Councils will have to make proper assessments of their housing need. On the Prime Minister’s announcement today on council and social housing and migration, the Secretary of State knows that people cannot just get off a plane and get a council house. He will be familiar, of course, with section 160A of the Housing Act 1996, and he will know that councils already have the power to put in place allocation schemes, because the previous Labour Government issued guidance in 2009 and an increasing number of them are doing so. It would be helpful if we could get clarity about precisely what is being proposed, given that the housing lead of the Local Government Association, Councillor Mike Jones, who is a Conservative, has queried the need for the guidance, and given that this morning’s papers reported that the Government plan to impose an expectation on councils. How exactly is it possible to impose an expectation on councils? [Interruption.] I say to the planning Minister that I have a little bit more experience of Government than him—and it shows.
Ministers are looking to councils to identify housing need, but I say to them that the Growth and Infrastructure Bill will not assist councils in doing so, because clause 1 threatens to take away the power of local communities to decide whether housing is provided. The planning Minister, who is being very vocal, said that “vanishingly few” councils would be caught by that provision. However, to judge by the latest figures, as many as 21 local authorities could be stripped of their democratic accountability in taking decisions on housing planning applications if developers choose to go straight to the Planning Inspectorate.
How does the planning Minister think that will assist communities to take responsibility for housing provision? All of us have to face up to the need to provide more homes. That is the point that he has been making. However, is it better to let developers decide where houses should be built or to allow communities to take that responsibility for themselves?
I turn, finally, to one of the effects of what the Government are doing, which was not mentioned by the Chancellor in his speech on Wednesday. That is the effect that the decisions taken by the Chancellor, the Secretary of State for Communities and Local Government and the Secretary of State for Work and Pensions will have on people on low incomes and their homes. So far in this debate, we have talked about the need to build homes so that people can move into them. I want to turn to the problem of people being forced out of their homes because of the Government’s bedroom tax and the Secretary of State’s poll tax.
One consequence of what the Government are doing is likely to be rising rent arrears. That is exactly what councils and housing associations up and down the country are anticipating. Last week, the evidence from the universal credit pilot showed rising rent arrears. That is creating a lot of uncertainty, not least for housing associations. A number of them have had credit rating downgrades recently. If lenders think that housing associations will have difficulty collecting rent, it could put up their borrowing costs, which could impact on their balance sheets and their ability to borrow. Ultimately, it will affect their ability to build the homes that the Secretary of State says he wants to see. All of that will create huge challenges for families, councils and housing associations, not least because of the debt that people will get into.
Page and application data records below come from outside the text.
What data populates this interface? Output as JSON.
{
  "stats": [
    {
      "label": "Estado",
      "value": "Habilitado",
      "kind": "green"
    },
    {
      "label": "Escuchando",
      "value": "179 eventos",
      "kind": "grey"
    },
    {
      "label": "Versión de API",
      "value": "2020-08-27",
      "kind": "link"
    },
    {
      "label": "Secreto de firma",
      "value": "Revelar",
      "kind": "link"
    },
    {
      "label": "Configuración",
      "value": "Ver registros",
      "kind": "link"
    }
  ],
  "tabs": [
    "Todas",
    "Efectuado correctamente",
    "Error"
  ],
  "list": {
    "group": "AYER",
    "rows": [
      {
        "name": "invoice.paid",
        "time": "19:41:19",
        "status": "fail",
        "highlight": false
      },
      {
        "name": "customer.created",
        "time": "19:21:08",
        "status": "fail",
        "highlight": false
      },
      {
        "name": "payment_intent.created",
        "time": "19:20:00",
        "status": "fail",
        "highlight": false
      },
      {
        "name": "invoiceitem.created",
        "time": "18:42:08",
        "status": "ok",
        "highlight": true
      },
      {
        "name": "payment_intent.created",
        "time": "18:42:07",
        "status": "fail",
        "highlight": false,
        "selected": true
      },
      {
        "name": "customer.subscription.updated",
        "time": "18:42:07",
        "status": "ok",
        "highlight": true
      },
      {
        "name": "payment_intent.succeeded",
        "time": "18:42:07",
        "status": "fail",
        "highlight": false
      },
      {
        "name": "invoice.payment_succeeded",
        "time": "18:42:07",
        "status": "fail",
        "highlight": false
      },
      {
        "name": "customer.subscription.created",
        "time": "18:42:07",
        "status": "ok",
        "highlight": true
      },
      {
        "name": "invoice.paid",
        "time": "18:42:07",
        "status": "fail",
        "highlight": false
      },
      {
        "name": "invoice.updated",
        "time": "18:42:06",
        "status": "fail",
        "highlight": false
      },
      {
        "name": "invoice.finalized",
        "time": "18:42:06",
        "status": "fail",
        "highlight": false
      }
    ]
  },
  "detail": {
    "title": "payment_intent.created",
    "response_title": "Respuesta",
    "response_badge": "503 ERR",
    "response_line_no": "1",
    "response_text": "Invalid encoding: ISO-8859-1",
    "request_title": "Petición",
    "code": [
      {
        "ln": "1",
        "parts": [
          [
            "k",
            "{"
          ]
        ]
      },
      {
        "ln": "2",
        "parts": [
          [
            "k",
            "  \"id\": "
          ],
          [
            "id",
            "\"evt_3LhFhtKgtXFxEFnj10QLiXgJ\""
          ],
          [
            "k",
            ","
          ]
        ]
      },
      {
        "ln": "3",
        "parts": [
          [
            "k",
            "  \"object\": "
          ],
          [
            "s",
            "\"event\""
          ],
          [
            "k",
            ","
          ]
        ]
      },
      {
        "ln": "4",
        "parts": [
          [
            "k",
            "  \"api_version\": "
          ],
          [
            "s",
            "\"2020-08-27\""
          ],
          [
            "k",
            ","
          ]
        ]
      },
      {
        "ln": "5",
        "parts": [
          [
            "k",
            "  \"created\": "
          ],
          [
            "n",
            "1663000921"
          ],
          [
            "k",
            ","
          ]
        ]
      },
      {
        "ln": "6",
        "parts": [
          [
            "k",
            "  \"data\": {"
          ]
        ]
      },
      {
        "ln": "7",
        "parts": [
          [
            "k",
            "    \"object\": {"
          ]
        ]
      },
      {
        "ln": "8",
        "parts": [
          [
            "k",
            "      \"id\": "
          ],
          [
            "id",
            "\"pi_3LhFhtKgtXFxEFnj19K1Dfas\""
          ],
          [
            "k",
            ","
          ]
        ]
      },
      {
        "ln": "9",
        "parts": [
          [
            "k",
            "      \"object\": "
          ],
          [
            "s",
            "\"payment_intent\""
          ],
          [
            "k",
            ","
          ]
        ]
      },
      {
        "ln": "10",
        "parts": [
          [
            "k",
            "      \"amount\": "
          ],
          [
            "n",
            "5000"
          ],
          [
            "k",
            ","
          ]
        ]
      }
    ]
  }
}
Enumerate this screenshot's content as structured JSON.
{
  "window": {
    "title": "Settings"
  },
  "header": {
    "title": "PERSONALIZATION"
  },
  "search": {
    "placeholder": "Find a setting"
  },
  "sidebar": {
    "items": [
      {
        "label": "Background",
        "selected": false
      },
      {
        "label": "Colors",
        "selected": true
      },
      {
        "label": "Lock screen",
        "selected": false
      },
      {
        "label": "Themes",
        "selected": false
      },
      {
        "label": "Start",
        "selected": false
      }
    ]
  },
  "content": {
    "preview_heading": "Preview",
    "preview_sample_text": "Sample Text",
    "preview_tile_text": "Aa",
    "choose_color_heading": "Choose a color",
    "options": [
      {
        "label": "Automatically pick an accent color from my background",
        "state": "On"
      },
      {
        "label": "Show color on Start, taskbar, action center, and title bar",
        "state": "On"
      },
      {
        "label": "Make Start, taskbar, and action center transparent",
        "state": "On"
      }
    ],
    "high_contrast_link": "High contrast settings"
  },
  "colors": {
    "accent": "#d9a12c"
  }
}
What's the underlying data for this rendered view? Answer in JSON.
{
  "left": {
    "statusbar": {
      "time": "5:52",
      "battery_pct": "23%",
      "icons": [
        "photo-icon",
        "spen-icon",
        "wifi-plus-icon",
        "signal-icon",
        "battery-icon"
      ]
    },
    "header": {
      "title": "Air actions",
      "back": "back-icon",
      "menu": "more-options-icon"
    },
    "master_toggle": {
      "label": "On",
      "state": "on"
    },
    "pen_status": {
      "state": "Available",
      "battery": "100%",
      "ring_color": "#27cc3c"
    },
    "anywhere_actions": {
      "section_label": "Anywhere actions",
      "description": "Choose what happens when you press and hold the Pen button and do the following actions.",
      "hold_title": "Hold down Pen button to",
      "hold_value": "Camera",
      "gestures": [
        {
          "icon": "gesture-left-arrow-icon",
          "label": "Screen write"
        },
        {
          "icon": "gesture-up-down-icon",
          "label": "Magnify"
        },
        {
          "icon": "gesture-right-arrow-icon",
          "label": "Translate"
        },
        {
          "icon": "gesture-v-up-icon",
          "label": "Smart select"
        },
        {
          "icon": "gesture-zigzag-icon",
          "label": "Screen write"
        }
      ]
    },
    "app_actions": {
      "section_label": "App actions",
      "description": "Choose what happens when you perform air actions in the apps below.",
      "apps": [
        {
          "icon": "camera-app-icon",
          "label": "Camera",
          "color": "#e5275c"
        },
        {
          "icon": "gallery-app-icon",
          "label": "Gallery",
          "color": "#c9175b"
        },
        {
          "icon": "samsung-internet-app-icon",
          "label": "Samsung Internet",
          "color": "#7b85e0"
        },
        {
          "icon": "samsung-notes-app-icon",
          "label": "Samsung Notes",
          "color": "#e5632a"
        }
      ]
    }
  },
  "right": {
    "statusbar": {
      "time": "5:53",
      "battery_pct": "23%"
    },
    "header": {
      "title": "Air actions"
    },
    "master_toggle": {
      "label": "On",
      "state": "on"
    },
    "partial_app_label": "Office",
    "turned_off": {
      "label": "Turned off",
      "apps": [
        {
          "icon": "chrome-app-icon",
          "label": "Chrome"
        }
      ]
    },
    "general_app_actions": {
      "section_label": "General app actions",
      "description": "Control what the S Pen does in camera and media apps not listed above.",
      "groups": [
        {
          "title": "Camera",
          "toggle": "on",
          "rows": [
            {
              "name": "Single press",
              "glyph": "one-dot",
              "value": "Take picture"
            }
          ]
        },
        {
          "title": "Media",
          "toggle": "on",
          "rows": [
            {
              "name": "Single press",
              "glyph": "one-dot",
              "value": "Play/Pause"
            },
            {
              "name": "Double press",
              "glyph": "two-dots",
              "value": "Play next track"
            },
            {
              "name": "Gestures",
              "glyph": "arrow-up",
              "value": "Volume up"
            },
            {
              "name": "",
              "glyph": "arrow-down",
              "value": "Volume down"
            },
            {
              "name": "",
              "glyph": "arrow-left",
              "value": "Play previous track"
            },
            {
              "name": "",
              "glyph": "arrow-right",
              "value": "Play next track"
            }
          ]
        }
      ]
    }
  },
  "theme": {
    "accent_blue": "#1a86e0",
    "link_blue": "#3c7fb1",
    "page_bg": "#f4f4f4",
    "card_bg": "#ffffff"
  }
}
At the very time when the Chancellor has decided that the most important thing to do is to cut the top rate of tax, the Secretary of State for Communities and Local Government has brought in his new poll tax and the Secretary of State for Work and Pensions has brought in the bedroom tax. What is so astonishing is that they are both singling out one group of people in our society. Whether they are working, seeking work or unable to work, the people who will be affected are those on the very lowest incomes, because that is why they get council tax benefit and housing benefit.
Given that the fundamental problem in the country is a lack of growth in the economy—the Chancellor’s crowning failure—have Ministers paused for a second to consider what impact those two taxes will have on the economy? All the evidence shows that when people who are on low incomes have money, they tend to spend it. In Leeds, £9.4 million—[Interruption.] I know that the planning Minister, who is chuntering from a sedentary position, does not want to hear this, but the people on the lowest incomes in Leeds are going to lose £9.4 million that they do not have because of rent increases and council tax rises.
Incredibly, last week the Secretary of State tried to blame local authorities for his policy, when he said that they
“seek to persecute and to tax the poor.”—[Hansard, 18 March 2013; Vol. 560, c. 611.]
That is extraordinary. The only person who is to blame is the Secretary of State. It is his legislation. He is the reason why bills are landing on people’s doorsteps that many of them will find hard to pay. Ministers know that people will do their best to stay in their own home—indeed, the Government’s assessment expects that to happen—because they want to stay with their friends, family and community.